Survey Finds Great Recession Has Both Stressed and Strengthened American Marriages

February 07, 2011

February 7, 2011 — The first national survey to focus on how the "Great Recession" has affected marriage in the United States, sponsored by the National Marriage Project at the University of Virginia, finds both good and bad news.

While 29 percent of couples reported that the downturn has brought financial stress to their marriages, another 29 percent agreed that the recession led them to deepen their commitment to their marriages.

Among married Americans who said they were considering divorce or separation prior to the recession (about 5 percent of all respondents in the survey), 38 percent said that the recession caused them to work harder at saving their marriage.

The National Marriage Project's "Survey of Marital Generosity," a nationally representative survey of 1,197 heterosexual married Americans aged 18 to 45, was conducted by Knowledge Networks in December and January.

The resulting report, "The Great Recession and Marriage" is being released today in connection with National Marriage Week, which runs from Feb. 7 to 14.

"According to this new data, although the recession has caused a great deal of stress among American couples, there are also two silver linings when it comes to marriage in America," said the report’s author, Bradford Wilcox, director of the National Marriage Project and a sociology professor in U.Va.'s College of Arts & Sciences.

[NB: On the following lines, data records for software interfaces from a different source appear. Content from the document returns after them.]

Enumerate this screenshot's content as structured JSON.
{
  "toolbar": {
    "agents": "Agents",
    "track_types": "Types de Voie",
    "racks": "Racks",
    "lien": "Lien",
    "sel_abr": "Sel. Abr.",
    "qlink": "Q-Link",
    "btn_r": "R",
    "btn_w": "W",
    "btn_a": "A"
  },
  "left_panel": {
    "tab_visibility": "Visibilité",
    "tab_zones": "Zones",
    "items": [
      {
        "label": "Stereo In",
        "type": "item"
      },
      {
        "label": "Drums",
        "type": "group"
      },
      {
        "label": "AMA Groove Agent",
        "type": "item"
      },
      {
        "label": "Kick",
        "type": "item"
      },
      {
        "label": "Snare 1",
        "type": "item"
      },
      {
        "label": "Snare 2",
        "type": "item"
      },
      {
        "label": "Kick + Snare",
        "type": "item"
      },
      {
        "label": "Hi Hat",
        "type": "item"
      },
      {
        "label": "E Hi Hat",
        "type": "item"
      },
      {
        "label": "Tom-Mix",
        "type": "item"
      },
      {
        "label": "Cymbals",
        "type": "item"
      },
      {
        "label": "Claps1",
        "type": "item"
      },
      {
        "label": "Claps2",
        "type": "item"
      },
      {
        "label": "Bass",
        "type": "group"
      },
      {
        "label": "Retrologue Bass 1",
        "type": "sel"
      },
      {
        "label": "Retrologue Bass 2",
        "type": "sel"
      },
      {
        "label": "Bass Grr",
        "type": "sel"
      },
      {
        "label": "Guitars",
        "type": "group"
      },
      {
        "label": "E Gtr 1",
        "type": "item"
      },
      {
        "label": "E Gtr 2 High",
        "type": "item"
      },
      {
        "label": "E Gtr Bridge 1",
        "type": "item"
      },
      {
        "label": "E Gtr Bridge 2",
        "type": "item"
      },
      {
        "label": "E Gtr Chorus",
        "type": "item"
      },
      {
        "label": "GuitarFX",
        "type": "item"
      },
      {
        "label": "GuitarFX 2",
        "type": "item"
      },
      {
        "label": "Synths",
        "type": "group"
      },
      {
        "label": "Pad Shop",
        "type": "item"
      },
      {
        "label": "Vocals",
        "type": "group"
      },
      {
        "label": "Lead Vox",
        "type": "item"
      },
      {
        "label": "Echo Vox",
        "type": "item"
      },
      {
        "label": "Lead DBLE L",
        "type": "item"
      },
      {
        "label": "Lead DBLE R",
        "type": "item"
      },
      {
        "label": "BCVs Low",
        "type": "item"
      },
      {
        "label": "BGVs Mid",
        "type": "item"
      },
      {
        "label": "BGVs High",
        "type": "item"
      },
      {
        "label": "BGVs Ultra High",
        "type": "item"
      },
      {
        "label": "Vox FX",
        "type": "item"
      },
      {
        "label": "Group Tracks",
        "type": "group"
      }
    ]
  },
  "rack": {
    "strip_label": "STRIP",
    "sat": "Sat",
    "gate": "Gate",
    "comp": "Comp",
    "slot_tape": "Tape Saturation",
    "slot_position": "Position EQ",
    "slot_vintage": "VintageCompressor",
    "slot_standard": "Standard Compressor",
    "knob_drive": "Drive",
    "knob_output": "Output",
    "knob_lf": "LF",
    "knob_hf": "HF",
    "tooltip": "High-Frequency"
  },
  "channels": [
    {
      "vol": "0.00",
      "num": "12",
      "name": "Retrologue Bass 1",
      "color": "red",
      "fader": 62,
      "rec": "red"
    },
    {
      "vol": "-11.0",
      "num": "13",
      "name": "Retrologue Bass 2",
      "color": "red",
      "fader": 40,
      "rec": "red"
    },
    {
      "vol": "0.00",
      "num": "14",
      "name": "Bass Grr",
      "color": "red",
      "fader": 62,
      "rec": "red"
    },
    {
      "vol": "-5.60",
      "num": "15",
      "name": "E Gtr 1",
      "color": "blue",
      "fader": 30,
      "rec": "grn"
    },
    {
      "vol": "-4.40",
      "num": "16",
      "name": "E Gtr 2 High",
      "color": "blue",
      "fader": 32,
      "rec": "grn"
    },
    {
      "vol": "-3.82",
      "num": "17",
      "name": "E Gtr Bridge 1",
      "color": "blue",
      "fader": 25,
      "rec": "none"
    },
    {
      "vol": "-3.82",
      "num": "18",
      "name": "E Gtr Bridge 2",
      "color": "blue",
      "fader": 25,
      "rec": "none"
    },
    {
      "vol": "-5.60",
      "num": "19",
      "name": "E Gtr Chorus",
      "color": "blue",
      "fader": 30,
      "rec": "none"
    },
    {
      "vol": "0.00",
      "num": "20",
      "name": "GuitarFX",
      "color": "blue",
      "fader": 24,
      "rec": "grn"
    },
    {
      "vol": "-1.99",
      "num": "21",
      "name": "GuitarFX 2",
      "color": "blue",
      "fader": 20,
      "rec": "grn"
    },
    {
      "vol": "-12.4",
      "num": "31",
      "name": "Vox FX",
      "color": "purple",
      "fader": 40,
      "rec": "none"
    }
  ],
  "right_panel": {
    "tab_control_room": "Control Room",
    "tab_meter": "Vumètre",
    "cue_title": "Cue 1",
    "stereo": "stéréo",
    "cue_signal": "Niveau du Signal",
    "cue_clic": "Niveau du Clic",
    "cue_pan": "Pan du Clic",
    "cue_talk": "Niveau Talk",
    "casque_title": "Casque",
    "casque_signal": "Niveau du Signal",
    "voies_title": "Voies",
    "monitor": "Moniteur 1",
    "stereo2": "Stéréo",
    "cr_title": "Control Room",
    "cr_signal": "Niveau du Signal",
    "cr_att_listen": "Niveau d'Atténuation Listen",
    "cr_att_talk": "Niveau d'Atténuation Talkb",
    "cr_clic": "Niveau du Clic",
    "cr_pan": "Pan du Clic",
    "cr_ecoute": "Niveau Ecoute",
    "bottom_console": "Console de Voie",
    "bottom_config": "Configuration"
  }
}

"The recession clearly brought economic hardship to many American marriages," Wilcox explained. More than one-third (34 percent) of survey respondents report worrying often or almost all the time about being able to pay the bills. About 12 percent report either difficulty making mortgage payments or a home foreclosure. Another 29 percent indicate they have experienced unemployment or reduced pay or hours as a result of the economic downturn.

In fact, just over half of those surveyed have been affected by one or more of these three financial stressors. Only 49 percent of those surveyed have escaped all three of them, 31 percent have faced one of them, and one in five report having experienced two or three.

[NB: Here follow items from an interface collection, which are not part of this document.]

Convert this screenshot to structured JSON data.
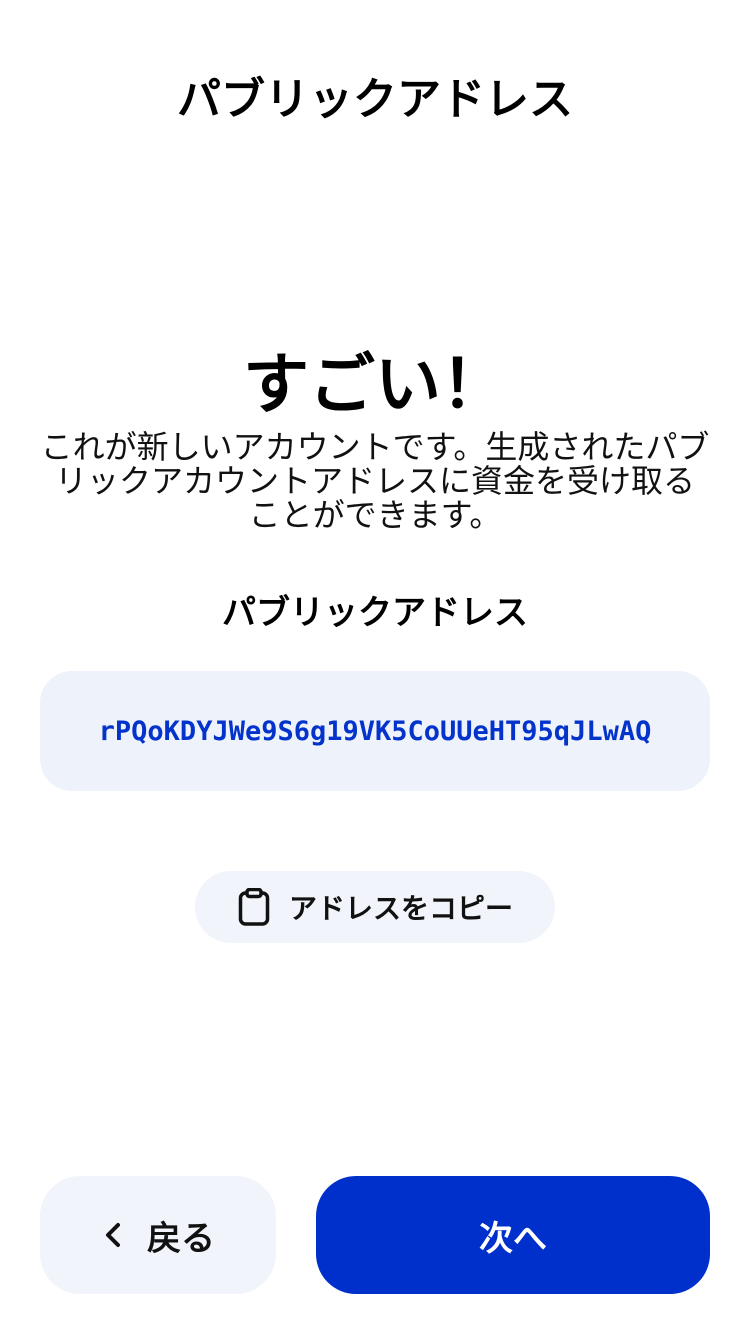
{
  "header": {
    "title": "パブリックアドレス"
  },
  "hero": {
    "title": "すごい！",
    "description": "これが新しいアカウントです。生成されたパブリックアカウントアドレスに資金を受け取ることができます。"
  },
  "address": {
    "label": "パブリックアドレス",
    "value": "rPQoKDYJWe9S6g19VK5CoUUeHT95qJLwAQ"
  },
  "copy_button": {
    "icon": "clipboard-icon",
    "label": "アドレスをコピー"
  },
  "footer": {
    "back_icon": "chevron-left-icon",
    "back_label": "戻る",
    "next_label": "次へ"
  },
  "colors": {
    "accent": "#0030cc",
    "address_text": "#0433cc",
    "surface": "#f1f4fa"
  }
}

When asked directly if the recession had brought financial stress to their marriage, 29 percent agreed that it did, while 47 percent disagreed (the remaining 24 percent neither agreed nor disagreed).

Unsurprisingly, such financial stresses have had a negative impact on Americans' marital happiness. Married Americans who have been relatively unaffected by the financial downturn – those who report low levels of financial worry, no trouble paying their mortgage and no employment setbacks – are the most likely to report having a very happy marriage (43 percent). Those who have experienced one stressor do not lag far behind these other Americans in marital happiness – 39 percent report a very happy marriage. But among those with two or three financial stressors, only 27 percent report a happy marriage.

"The data indicate that about one in five married Americans have been hit with multiple financial stressors," Wilcox said. "These Americans are experiencing the greatest challenges in their marriages."

Among those who report that the recession has led them to deepen their marital commitment, just 5 percent are at a high risk for divorce, compared to 24 percent of those who disagree with that statement. Similarly, those who have redoubled their marital commitment are much more likely to be in a very happy marriage (52 percent) than those who disagree that the recession has caused them to deepen their commitment (25 percent).

"This new survey tells us that the Great Recession has had a double-edged impact on American marriages," Wilcox said. "For some, the financial stresses associated with the Great Recession have hurt their marriages. But for others, this recession has fostered a new commitment to marriage that appears to have improved the quality and stability of their marriages."

The weight of the economic downturn has not fallen evenly on all married Americans, Wilcox said. The recession has damaged marriages most among those most vulnerable to it – those without a college degree.

One potential buffer against these effects is religious participation, he said. Couples who attended church together reported higher marital quality, less financial stress and, a deeper commitment to marriage in the face of the recession.

The full report is available here . Funding for the Survey of Marital Generosity was provided by the Science of Generosity Initiative at the University of Notre Dame, a project funded by the John Templeton Foundation.

— By Brevy Cannon

Media Contact

H. Brevy Cannon

Media Relations Associate Office of University Communications